Work to complete — In the records, each line holding "heart" must be reported.

Records —
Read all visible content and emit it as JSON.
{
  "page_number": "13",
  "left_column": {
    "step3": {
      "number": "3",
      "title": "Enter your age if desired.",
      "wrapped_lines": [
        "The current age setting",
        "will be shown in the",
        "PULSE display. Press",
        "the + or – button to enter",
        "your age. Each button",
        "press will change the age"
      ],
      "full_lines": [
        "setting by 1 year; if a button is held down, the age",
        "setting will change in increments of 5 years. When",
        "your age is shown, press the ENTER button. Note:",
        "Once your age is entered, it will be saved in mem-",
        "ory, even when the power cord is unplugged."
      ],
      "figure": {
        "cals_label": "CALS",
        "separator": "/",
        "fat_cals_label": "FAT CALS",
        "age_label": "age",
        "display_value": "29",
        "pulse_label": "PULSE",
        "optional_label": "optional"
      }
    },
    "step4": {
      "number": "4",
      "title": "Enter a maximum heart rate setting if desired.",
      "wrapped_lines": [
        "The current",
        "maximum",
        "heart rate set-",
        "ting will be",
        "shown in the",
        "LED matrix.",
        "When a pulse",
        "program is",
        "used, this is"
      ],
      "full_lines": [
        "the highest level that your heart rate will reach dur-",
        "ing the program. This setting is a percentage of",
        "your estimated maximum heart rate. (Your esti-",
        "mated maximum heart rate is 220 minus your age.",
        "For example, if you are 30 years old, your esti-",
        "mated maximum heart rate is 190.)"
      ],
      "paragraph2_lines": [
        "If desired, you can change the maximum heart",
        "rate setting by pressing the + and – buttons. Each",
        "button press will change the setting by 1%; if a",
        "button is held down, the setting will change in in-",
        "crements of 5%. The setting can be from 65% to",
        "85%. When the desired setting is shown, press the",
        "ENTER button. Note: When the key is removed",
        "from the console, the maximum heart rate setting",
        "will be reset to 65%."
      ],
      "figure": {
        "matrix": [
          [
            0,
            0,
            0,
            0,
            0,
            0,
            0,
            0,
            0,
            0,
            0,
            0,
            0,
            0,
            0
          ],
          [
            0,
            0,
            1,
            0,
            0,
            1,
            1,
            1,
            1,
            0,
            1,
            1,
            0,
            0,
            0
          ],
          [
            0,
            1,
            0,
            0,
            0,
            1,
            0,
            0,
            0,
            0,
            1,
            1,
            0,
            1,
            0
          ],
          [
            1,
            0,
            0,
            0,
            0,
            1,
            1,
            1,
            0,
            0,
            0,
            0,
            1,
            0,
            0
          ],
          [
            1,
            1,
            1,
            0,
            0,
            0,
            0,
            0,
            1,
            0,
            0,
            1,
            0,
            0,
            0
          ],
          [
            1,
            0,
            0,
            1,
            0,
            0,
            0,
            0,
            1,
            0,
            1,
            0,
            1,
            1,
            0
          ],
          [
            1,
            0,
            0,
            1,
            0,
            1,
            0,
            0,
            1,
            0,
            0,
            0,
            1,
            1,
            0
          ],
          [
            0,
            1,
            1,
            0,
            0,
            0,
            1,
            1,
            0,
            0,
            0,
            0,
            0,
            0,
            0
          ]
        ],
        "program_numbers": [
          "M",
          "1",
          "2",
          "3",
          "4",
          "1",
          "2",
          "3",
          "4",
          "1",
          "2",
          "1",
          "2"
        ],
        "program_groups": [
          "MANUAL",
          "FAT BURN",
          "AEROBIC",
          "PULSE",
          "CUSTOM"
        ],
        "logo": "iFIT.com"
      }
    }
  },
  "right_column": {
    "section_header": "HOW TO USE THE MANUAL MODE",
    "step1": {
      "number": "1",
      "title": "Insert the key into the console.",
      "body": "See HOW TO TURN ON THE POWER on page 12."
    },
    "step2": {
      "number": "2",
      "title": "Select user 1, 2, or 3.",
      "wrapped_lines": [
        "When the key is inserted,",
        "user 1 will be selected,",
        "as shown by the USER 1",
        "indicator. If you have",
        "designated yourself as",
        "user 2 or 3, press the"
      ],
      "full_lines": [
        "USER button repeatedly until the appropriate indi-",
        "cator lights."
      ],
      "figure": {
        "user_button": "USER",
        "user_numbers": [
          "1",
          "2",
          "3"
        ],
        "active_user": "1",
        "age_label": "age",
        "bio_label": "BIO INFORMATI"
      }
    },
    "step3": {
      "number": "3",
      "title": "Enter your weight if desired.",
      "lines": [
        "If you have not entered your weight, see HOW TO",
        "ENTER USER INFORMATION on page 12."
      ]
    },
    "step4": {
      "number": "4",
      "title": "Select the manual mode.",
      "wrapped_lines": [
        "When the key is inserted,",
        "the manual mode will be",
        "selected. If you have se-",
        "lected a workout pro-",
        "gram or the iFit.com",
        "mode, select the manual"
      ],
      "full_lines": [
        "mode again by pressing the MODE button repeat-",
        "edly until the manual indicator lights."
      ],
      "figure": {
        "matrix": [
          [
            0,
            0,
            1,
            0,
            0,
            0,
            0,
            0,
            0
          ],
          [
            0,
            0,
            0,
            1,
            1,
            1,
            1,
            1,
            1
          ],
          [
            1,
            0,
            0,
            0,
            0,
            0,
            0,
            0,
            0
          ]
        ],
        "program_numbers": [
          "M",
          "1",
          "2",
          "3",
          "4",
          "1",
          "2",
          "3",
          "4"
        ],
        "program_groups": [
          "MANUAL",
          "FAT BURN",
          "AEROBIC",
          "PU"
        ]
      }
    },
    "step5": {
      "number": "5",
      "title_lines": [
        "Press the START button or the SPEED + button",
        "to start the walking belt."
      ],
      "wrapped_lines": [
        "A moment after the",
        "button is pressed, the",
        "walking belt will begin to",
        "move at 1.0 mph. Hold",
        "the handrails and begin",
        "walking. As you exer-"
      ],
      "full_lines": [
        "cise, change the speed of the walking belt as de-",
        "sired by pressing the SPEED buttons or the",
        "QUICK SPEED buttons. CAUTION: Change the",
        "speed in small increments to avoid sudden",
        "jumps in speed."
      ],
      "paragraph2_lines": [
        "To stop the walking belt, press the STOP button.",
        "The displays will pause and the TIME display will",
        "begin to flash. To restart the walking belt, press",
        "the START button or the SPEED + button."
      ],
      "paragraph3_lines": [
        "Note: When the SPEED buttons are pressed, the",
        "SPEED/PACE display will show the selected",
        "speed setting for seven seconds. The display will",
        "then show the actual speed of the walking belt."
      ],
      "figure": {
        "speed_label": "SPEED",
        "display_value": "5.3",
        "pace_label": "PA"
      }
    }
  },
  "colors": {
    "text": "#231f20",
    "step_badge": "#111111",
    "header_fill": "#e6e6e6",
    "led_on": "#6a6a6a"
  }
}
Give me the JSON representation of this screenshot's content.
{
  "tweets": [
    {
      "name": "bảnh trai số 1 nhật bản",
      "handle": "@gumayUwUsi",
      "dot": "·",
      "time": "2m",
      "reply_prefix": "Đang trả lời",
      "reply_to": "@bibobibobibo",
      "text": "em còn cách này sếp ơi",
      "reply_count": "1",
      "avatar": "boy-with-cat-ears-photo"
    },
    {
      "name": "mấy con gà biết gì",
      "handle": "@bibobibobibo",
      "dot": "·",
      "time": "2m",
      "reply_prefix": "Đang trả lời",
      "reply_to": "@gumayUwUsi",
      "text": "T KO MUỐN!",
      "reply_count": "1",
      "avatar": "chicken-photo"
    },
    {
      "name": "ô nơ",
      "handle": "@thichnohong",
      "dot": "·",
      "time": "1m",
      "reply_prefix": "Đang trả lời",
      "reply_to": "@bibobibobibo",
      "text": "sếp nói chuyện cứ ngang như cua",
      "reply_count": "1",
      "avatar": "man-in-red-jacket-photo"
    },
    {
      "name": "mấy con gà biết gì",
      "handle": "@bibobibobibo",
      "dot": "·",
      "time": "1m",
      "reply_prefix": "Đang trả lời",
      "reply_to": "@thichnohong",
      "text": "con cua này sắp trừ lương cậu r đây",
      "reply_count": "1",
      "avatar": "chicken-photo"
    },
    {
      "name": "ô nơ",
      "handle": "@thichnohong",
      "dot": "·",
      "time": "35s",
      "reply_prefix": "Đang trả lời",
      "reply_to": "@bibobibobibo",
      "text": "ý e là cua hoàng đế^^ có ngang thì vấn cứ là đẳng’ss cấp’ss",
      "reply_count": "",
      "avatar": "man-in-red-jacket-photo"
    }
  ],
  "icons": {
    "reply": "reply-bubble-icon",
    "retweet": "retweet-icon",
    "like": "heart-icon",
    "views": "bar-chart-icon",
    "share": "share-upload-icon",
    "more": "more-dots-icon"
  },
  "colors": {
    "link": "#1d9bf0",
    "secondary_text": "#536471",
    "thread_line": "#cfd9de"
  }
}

Answer to this task —
      "title": "Enter a maximum heart rate setting if desired.",
        "heart rate set-",
        "the highest level that your heart rate will reach dur-",
        "your estimated maximum heart rate. (Your esti-",
        "mated maximum heart rate is 220 minus your age.",
        "mated maximum heart rate is 190.)"
        "If desired, you can change the maximum heart",
        "from the console, the maximum heart rate setting",
    "like": "heart-icon",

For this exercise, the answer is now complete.